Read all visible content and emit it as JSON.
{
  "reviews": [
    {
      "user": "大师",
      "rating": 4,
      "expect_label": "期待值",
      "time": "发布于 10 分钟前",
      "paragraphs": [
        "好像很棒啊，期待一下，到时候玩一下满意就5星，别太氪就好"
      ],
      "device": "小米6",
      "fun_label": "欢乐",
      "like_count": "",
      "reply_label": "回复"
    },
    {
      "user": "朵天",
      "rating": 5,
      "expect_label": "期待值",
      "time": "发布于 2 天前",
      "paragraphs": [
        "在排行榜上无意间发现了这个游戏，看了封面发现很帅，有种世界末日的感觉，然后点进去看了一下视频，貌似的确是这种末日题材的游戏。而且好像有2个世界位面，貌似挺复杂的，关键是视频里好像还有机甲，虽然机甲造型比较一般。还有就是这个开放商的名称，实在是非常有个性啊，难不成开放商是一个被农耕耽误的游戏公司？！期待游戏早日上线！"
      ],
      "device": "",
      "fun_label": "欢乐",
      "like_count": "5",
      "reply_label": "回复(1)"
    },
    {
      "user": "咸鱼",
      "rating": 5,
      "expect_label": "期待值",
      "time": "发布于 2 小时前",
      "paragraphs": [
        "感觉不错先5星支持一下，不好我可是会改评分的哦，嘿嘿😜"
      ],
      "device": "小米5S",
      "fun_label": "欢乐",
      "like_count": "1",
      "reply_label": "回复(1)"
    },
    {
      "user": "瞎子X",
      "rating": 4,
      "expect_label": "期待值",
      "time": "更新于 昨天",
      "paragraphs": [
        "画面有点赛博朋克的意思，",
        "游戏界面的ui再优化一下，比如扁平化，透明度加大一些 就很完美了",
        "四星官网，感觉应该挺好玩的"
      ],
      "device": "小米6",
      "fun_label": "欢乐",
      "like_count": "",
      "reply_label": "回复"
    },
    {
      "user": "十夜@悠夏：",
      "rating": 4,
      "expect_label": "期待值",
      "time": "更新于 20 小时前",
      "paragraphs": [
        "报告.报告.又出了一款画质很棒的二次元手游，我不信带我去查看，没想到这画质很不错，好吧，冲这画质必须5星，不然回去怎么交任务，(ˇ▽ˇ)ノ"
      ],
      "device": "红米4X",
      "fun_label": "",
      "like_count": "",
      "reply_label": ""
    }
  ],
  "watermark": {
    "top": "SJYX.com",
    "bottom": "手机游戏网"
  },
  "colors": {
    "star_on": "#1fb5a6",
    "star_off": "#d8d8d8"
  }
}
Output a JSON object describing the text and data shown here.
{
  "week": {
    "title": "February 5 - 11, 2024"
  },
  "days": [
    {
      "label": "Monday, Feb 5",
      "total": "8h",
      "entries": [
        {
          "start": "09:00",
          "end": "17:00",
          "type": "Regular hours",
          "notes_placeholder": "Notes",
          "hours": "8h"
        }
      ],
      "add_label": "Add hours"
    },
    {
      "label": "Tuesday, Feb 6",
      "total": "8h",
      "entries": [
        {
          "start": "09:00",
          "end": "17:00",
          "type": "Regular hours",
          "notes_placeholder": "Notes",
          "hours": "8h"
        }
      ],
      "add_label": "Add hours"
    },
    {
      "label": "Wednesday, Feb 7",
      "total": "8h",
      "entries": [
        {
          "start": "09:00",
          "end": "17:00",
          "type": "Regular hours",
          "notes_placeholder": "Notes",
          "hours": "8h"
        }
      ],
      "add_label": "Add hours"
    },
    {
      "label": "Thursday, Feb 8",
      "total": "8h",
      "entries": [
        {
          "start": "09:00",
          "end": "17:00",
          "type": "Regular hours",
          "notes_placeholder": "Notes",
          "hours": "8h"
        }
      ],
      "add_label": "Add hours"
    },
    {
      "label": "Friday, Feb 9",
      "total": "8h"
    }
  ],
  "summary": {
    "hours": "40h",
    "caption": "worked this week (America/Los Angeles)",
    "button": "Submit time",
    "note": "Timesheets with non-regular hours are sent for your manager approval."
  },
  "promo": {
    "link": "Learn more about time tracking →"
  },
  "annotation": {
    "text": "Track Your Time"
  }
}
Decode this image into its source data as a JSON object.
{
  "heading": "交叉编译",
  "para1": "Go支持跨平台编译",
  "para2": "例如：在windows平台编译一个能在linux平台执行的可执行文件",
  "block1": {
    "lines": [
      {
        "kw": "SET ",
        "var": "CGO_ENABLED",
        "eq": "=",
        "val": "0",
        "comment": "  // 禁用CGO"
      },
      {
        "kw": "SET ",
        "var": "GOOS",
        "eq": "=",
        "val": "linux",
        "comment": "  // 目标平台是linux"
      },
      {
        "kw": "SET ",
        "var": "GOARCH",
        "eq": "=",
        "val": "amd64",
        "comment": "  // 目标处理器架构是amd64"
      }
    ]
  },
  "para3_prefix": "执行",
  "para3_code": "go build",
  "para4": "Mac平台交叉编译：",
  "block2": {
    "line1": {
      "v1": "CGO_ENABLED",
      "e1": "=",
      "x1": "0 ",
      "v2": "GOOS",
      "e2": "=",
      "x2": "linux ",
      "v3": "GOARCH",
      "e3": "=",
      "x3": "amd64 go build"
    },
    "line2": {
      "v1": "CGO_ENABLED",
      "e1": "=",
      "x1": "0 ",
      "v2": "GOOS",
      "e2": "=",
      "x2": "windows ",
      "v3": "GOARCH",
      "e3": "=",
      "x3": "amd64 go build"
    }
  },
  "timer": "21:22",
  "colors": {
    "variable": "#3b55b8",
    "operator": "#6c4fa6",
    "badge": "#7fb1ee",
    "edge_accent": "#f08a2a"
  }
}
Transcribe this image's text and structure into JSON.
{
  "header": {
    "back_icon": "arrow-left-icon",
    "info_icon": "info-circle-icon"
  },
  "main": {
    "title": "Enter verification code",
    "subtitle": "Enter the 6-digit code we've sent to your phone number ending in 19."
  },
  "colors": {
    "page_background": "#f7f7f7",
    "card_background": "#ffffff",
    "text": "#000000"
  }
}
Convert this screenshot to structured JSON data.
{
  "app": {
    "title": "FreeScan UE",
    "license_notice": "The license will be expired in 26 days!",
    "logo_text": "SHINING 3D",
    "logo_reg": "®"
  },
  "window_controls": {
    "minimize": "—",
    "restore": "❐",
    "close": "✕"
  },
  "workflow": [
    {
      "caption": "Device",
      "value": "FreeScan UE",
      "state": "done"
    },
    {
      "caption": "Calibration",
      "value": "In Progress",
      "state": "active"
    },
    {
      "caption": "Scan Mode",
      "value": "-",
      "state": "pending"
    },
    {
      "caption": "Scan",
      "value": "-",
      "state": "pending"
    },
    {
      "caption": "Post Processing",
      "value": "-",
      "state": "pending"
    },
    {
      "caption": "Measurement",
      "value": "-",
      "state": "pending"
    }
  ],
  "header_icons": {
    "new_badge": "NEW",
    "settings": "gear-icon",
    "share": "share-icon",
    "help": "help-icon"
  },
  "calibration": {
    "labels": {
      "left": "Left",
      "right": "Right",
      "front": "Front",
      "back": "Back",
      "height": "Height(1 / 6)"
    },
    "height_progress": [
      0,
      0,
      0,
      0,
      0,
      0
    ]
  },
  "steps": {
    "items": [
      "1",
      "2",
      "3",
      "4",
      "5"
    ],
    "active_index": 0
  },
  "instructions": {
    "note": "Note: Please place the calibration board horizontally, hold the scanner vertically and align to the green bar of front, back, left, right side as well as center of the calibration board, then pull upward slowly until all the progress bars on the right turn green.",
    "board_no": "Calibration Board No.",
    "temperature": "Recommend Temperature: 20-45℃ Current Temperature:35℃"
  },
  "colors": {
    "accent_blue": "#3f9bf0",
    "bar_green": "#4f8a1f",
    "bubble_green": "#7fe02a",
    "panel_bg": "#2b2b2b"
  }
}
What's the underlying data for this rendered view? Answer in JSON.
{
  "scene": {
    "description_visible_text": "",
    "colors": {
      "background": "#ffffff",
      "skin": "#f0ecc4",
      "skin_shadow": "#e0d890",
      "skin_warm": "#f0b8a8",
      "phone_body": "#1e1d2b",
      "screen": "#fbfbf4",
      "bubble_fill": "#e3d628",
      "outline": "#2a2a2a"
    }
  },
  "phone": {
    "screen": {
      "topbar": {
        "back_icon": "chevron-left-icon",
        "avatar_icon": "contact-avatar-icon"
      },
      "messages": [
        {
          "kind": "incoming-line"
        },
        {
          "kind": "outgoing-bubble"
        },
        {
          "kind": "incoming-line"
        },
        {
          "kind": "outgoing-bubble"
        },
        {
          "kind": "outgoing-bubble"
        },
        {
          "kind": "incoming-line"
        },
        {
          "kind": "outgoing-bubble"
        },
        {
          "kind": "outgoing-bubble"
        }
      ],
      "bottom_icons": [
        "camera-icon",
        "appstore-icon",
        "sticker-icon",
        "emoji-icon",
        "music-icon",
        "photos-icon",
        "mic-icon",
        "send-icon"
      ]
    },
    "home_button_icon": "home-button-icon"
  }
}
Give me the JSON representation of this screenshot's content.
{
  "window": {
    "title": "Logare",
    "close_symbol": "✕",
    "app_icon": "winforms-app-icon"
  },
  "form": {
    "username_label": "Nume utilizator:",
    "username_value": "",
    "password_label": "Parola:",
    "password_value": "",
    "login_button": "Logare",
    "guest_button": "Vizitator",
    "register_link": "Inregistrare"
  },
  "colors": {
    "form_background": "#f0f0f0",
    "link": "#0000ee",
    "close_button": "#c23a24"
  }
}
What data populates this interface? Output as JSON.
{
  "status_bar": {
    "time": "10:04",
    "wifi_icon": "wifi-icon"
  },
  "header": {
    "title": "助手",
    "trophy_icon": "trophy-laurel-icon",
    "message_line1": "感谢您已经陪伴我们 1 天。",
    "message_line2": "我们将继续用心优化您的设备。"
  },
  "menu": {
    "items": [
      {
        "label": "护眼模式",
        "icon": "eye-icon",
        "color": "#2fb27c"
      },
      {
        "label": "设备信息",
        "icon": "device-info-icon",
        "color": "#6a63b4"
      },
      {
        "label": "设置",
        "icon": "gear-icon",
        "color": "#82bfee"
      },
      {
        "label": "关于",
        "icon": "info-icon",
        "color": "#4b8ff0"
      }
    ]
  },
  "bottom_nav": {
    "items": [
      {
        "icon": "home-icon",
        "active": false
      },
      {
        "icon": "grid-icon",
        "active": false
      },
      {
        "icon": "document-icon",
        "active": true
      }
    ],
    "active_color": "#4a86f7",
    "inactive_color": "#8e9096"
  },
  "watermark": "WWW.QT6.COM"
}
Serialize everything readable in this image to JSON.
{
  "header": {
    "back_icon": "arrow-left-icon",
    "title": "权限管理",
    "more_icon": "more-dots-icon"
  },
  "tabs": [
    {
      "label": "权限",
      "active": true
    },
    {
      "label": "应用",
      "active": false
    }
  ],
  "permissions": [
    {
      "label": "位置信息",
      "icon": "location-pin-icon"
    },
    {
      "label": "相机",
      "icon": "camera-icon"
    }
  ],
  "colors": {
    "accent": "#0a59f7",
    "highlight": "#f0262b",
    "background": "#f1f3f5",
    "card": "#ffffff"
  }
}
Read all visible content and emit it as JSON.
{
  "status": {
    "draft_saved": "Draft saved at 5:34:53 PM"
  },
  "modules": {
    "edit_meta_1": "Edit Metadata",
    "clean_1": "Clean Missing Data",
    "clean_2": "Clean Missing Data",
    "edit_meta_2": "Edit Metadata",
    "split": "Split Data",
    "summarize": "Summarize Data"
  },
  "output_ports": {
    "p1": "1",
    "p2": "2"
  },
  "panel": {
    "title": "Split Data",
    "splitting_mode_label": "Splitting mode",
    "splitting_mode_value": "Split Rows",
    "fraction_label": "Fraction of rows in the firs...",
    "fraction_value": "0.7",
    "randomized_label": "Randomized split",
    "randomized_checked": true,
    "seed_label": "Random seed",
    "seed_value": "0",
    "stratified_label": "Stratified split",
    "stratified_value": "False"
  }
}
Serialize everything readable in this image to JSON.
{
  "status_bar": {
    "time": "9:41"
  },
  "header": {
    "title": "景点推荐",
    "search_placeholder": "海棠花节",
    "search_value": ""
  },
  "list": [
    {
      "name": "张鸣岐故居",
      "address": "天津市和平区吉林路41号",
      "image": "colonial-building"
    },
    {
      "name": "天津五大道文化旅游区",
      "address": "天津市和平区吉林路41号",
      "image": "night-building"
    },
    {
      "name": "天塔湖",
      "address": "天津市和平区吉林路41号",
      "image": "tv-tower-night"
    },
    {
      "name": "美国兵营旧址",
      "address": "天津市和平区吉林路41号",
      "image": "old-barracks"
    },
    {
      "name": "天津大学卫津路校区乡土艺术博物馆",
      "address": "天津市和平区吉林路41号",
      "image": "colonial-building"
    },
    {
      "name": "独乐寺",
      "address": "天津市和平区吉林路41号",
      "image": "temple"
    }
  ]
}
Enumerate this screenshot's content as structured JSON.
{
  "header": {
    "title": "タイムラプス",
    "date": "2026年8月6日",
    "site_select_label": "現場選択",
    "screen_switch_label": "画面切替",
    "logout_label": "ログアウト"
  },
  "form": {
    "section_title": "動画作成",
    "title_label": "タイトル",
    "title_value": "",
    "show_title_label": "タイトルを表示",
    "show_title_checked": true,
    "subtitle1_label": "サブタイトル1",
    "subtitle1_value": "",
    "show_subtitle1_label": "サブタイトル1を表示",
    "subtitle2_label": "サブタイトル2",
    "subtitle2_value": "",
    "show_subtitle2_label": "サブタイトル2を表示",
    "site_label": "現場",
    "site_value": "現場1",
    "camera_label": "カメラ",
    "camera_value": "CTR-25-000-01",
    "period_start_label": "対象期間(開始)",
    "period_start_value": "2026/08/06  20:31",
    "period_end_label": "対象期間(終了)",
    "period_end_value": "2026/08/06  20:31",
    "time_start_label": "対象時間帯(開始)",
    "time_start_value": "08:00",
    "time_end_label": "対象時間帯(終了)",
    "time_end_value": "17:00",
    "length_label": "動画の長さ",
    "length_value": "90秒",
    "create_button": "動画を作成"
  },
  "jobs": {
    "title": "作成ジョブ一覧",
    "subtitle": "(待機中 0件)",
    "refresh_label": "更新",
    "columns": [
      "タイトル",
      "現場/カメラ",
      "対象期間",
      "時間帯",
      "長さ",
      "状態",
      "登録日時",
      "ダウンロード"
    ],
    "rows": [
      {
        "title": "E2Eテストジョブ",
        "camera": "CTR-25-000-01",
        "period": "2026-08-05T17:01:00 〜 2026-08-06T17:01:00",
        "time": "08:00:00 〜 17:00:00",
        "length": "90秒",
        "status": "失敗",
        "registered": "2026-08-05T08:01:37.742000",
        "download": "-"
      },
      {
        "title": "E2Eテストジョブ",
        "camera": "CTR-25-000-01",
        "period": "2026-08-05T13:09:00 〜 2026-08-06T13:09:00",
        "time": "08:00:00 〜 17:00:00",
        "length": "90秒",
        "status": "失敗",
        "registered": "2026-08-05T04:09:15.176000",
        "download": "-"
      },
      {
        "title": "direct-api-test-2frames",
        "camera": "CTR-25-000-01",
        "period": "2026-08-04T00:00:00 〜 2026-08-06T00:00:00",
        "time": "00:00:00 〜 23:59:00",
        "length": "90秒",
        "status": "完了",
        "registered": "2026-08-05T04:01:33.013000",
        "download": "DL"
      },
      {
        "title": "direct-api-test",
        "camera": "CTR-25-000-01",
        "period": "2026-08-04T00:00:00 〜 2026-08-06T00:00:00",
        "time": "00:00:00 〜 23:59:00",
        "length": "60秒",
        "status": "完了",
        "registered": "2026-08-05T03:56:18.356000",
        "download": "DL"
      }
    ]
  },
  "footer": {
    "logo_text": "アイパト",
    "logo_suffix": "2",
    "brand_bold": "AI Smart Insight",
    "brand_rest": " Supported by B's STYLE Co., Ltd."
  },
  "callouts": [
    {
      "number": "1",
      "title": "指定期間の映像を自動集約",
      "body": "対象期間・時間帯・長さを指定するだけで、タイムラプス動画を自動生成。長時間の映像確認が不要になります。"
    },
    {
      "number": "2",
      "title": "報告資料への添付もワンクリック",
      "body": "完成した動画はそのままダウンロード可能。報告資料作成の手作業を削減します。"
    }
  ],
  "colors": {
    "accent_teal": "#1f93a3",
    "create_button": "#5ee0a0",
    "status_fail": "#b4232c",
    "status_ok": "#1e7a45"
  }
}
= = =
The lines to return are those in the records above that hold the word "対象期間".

## Exercise result
    "period_start_label": "対象期間(開始)",
    "period_end_label": "対象期間(終了)",
      "対象期間",
      "body": "対象期間・時間帯・長さを指定するだけで、タイムラプス動画を自動生成。長時間の映像確認が不要になります。"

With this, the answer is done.